We last checked in on Joseph Epstein when we read his pensive essay in the Weekly Standard about turning 70. He quoted the poet W. H. Auden who cleverly said it was a wise thing at this time of life to "let all your thanks be thanks." Epstein notes that one of the liberating things about this age is that there is no more need to prove himself. He is willing to settle for being a top-drawer writer appreciated by thoughtful people.

A Literary Education showcases this writer's erudition, imagination, and wisdom as one of the best essayists in America. These 38 essays span 50 years of his writing about education, language, the arts, magazines, intellectuals, and the culture. Epstein comes across as an immensely gifted and thoughtful polymath in a time when many of his younger peers are burnt out or filled with cynicism. In the introduction, he recalls having his first essay published when he was 22 years old. This volume is his thirteenth collection of essays, and we hope that he will keep on writing in this wonderful genre.
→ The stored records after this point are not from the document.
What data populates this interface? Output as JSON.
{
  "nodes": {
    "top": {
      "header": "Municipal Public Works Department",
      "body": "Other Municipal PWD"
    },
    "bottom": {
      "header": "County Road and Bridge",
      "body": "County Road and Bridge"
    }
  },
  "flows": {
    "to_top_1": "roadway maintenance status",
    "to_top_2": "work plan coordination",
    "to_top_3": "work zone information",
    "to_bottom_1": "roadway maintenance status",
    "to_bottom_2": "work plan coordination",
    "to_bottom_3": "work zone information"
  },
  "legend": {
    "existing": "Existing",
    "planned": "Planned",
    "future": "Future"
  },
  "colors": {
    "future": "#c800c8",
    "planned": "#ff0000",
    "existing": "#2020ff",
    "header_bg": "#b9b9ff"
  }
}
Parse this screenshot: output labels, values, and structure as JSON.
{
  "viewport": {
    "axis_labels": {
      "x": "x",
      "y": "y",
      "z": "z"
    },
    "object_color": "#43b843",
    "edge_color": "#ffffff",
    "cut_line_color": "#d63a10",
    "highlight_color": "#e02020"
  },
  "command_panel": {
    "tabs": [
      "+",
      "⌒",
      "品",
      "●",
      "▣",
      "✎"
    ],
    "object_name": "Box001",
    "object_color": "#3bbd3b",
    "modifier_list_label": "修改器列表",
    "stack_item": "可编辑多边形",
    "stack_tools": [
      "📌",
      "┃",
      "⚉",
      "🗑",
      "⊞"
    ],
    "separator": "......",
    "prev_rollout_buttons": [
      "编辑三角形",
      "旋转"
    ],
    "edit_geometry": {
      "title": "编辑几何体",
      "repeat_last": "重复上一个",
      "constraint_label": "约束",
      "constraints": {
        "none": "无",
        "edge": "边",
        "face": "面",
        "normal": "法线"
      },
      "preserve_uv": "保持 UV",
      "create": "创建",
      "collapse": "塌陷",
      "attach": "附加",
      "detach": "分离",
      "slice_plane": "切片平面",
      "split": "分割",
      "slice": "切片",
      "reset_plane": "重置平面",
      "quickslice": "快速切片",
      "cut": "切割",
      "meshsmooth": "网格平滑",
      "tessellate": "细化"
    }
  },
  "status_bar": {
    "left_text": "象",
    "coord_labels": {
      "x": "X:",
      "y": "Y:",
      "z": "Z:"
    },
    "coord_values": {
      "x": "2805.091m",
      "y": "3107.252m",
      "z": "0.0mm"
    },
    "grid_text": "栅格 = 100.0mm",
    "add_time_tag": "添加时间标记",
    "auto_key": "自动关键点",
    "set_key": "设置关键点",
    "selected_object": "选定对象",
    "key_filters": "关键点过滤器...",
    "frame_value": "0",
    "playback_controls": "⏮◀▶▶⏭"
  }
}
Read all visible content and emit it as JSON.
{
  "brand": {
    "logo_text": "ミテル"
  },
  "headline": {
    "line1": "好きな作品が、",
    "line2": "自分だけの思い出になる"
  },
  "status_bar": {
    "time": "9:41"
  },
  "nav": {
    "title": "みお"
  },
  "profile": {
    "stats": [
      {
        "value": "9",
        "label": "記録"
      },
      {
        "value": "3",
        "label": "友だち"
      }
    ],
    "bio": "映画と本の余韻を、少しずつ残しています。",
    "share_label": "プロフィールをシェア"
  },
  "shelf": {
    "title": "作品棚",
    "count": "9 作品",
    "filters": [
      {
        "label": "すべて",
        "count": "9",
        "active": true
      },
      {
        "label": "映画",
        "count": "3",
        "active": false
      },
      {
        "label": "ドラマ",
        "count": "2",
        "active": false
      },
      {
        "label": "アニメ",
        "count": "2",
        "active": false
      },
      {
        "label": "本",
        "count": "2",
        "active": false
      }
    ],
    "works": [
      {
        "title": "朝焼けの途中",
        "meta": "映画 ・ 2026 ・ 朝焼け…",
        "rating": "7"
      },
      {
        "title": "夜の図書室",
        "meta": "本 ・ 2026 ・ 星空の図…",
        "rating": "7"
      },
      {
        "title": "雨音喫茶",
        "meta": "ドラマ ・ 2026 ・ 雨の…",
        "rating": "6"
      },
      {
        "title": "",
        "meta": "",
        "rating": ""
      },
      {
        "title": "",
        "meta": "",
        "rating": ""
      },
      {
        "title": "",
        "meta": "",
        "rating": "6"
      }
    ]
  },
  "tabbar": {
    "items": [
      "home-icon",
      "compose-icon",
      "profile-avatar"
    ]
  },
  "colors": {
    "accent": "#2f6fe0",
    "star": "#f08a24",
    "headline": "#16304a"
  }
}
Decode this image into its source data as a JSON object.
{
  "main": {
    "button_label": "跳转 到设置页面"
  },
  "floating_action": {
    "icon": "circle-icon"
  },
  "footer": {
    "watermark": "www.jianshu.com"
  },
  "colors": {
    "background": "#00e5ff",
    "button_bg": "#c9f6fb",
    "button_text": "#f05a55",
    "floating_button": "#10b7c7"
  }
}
There are so many gems in A Literary Education that it is hard to know which to mention and which to leave out. Here are some of the observations that stayed with us: Epstein's efforts during a 30-year career teaching literature courses in order to instill in students "the rich complexity of life" described by the great writers of yesteryear; his coming-of-age during the 1950s with its crushing "combination of ambition and conformity"; his release from "bondage to the whole-earth catalogue of left-wing views and his search for "more modulated and realistic ones"; in a review of Susan Jacoby's book Never Say Die, his preference for the up-tempo vision of conscious aging by Cicero over the tirades of this journalist; his delight in Seriously Funny